Task details. Only a number is expected: how many lines in the data below contain the word "Required".

Material supplied.
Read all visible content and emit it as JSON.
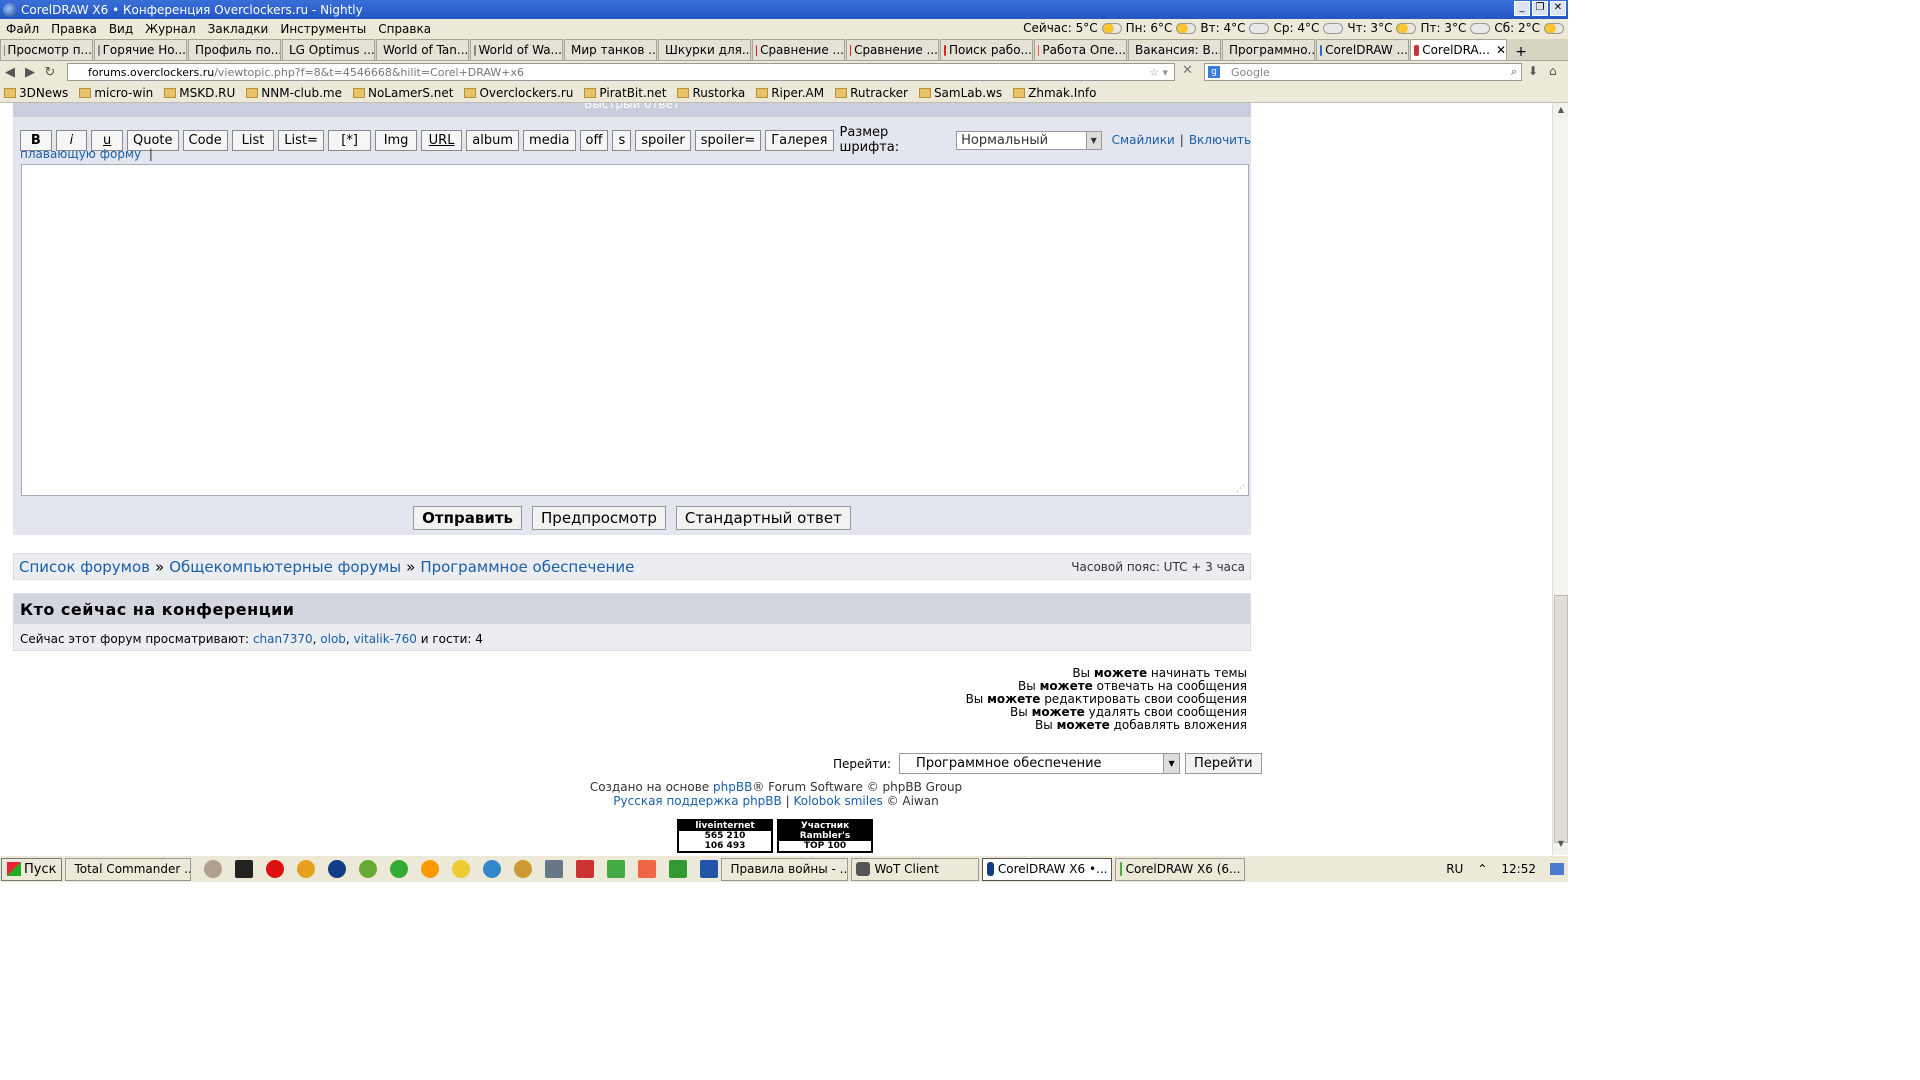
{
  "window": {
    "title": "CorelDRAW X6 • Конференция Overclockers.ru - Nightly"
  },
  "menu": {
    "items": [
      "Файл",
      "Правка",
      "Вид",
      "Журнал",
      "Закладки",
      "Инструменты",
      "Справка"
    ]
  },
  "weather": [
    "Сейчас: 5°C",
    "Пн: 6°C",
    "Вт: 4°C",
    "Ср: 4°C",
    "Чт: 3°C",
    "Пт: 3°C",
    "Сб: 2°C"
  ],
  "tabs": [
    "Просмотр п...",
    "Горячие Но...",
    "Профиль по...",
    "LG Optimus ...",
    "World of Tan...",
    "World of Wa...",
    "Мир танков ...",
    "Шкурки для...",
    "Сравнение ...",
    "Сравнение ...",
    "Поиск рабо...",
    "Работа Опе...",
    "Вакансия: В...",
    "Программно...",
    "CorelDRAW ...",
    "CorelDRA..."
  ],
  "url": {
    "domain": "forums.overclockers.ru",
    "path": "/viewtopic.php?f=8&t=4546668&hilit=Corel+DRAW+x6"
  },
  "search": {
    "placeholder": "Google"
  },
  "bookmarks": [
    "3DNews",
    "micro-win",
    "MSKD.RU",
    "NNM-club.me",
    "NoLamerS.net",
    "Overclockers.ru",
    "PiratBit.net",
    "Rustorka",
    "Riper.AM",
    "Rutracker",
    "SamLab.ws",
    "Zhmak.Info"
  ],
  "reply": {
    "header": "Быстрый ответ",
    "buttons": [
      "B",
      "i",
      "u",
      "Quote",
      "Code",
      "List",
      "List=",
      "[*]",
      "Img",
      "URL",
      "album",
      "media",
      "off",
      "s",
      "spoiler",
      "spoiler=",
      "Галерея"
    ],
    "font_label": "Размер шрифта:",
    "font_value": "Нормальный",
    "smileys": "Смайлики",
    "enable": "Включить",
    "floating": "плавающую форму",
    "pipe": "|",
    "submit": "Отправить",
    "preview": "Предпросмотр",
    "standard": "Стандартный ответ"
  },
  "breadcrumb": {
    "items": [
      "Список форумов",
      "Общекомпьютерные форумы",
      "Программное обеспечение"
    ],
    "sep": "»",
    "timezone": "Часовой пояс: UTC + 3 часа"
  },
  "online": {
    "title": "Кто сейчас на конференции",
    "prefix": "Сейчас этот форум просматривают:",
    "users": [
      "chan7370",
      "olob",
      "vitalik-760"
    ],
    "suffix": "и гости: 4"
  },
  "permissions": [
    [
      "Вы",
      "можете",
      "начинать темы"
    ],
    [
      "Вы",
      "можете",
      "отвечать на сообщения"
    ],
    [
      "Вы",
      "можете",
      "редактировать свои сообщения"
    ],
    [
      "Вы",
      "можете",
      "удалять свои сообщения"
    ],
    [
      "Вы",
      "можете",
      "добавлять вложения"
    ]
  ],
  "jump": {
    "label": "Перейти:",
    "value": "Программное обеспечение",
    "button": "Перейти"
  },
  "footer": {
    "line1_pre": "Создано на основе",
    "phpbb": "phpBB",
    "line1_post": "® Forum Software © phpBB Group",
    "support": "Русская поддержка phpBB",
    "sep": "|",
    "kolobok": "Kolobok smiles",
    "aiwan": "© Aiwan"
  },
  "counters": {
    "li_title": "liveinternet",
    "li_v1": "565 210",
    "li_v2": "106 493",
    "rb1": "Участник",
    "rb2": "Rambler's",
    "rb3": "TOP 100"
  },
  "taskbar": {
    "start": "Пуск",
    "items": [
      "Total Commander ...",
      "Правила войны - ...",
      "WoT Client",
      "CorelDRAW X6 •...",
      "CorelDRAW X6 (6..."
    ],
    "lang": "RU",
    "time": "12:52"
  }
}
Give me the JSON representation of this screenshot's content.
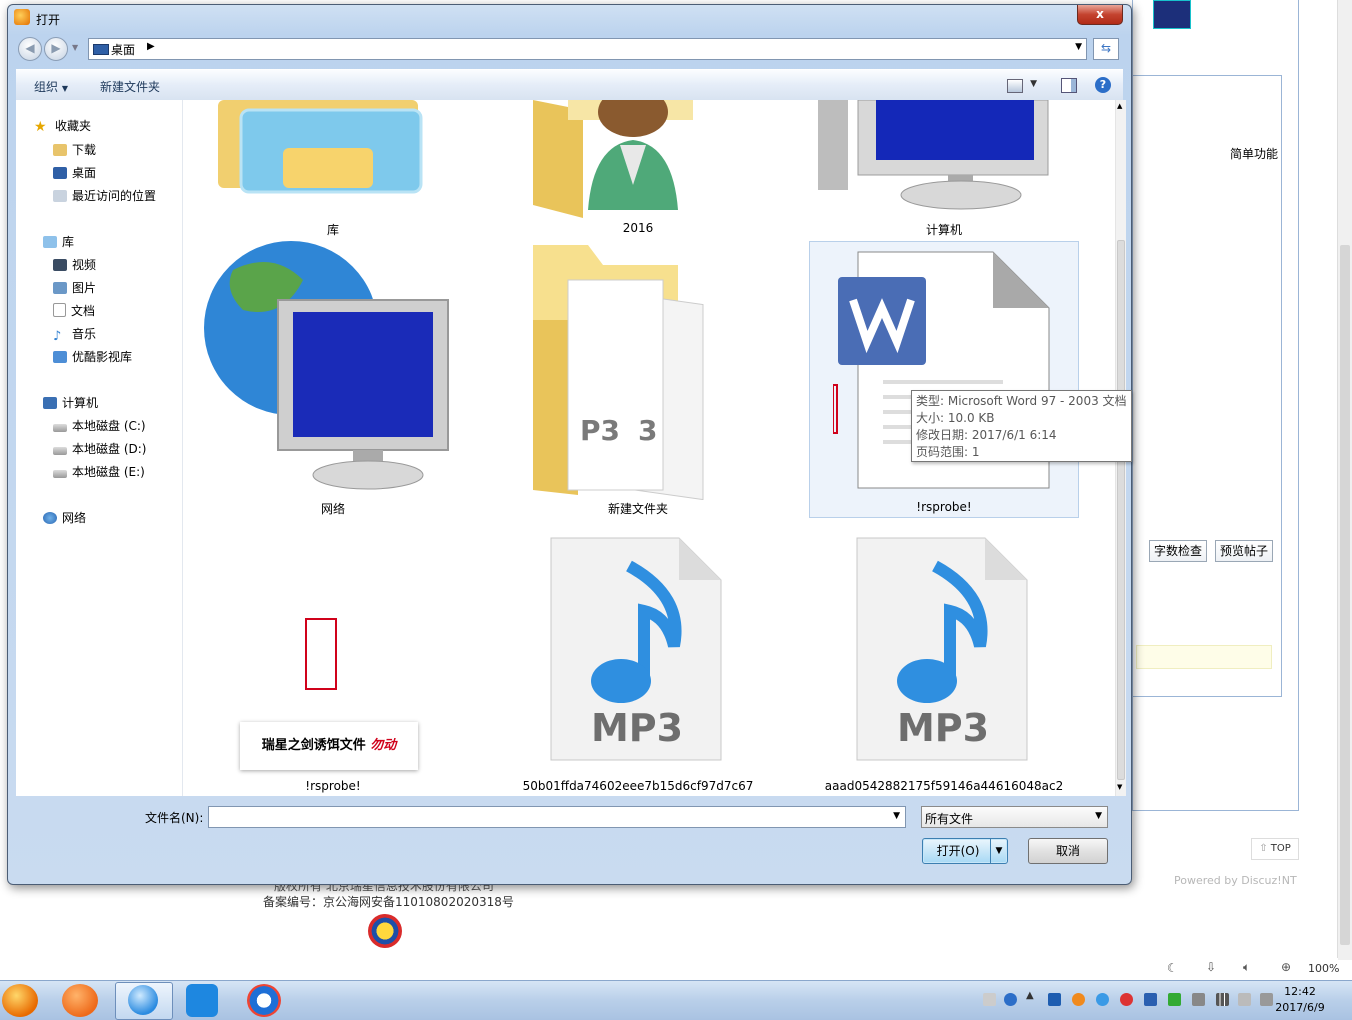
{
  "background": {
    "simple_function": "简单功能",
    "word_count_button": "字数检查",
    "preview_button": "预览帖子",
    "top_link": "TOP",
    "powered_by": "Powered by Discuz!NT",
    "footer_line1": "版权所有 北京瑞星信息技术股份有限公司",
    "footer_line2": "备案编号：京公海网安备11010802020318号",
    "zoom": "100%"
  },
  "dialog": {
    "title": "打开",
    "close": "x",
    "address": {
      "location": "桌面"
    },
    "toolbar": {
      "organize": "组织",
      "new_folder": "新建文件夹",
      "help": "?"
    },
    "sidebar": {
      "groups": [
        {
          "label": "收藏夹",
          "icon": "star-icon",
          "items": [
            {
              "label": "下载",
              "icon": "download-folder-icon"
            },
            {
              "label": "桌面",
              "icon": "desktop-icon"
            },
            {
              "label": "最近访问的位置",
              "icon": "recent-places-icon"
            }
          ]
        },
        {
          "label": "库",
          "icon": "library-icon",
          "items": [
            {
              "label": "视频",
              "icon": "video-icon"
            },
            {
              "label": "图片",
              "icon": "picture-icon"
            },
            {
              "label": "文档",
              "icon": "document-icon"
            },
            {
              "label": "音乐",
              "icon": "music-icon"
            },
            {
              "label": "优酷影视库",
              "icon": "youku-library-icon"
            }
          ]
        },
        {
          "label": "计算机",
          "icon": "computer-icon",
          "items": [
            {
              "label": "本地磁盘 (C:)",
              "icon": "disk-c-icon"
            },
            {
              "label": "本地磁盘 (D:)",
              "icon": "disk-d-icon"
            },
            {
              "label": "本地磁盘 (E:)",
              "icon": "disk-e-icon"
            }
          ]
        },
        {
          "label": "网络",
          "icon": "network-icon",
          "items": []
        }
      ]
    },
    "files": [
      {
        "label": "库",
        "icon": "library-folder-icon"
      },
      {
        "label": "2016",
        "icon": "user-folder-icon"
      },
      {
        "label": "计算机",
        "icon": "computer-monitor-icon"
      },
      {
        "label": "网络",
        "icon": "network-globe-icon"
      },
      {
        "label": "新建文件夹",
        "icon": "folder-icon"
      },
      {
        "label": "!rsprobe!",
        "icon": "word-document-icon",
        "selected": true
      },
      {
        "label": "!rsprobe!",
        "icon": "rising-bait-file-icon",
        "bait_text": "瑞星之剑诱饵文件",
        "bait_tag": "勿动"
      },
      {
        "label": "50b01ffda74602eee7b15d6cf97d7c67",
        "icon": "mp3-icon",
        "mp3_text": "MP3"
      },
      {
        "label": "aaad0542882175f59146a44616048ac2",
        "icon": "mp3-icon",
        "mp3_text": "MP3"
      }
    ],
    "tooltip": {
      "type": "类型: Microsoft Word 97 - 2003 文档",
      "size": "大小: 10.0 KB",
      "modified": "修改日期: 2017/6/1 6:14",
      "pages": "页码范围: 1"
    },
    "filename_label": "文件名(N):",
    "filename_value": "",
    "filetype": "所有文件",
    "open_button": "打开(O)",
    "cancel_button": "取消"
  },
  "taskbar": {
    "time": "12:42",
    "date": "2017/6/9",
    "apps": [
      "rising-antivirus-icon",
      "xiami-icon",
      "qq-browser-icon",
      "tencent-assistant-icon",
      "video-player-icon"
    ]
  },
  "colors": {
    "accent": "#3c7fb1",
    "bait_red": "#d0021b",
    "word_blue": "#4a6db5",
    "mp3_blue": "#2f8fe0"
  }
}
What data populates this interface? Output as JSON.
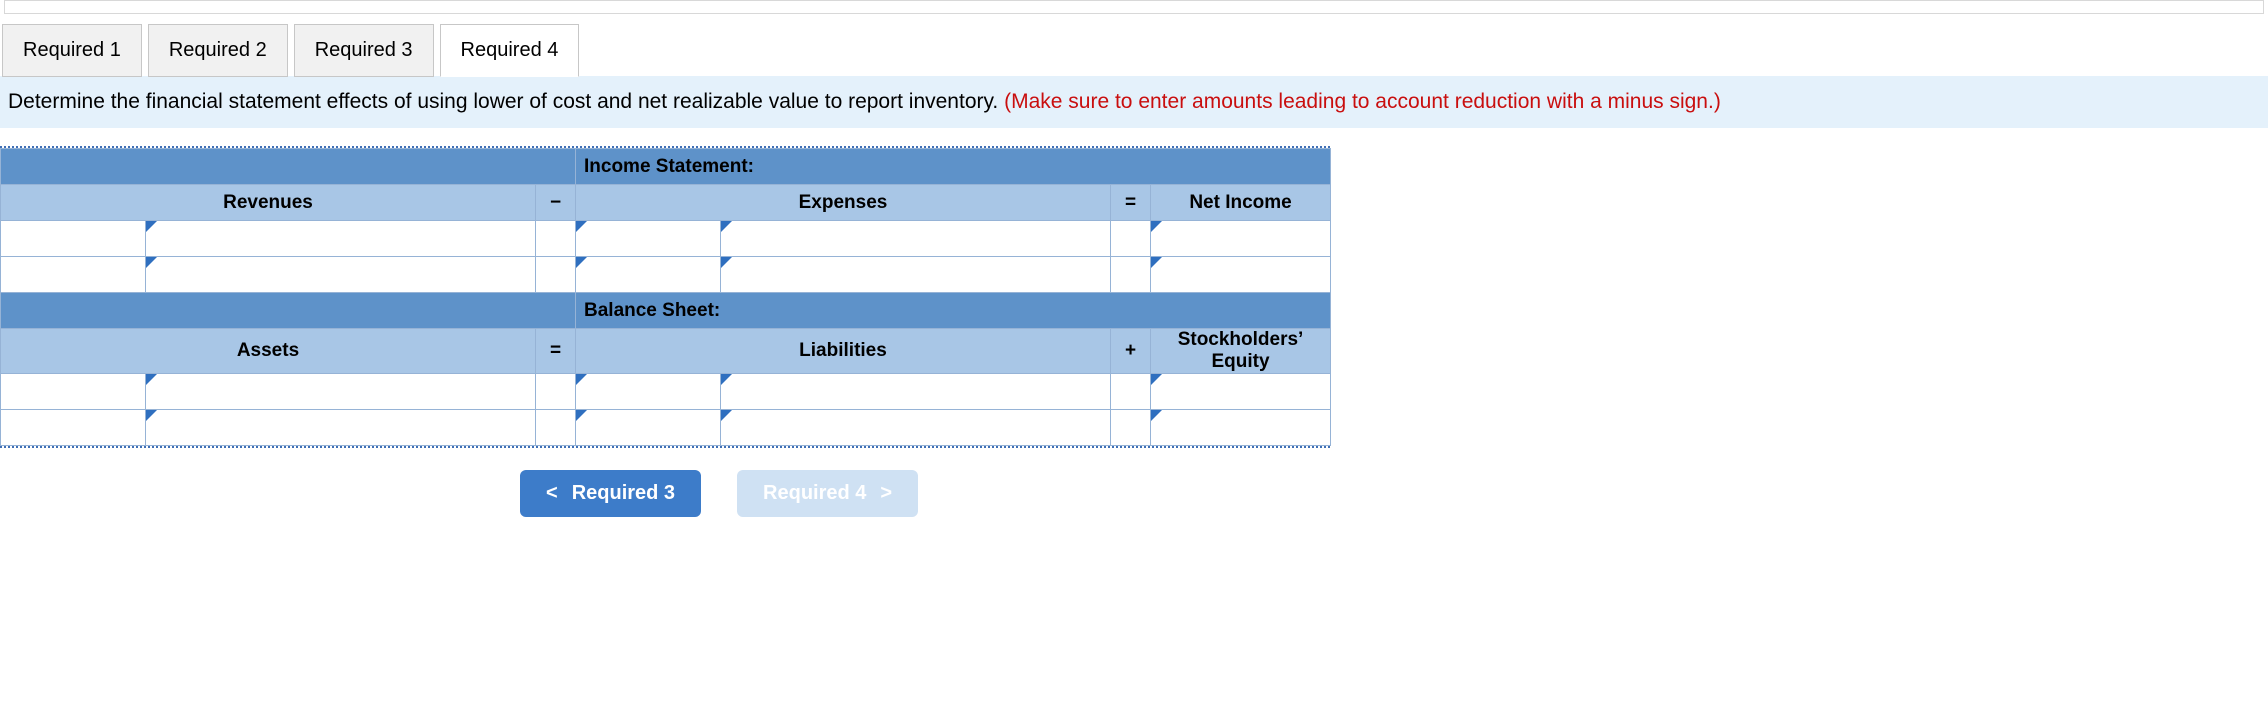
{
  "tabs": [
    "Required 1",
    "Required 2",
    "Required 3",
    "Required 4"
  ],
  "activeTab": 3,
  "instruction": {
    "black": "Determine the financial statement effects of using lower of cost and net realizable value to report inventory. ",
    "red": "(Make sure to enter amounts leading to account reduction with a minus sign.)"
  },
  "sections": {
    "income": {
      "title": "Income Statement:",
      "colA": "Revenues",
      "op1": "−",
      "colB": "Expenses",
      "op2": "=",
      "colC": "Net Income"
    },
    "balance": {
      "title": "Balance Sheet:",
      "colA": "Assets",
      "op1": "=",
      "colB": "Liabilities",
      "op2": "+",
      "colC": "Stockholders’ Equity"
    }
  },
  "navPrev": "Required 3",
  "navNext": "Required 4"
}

Result of the task. 6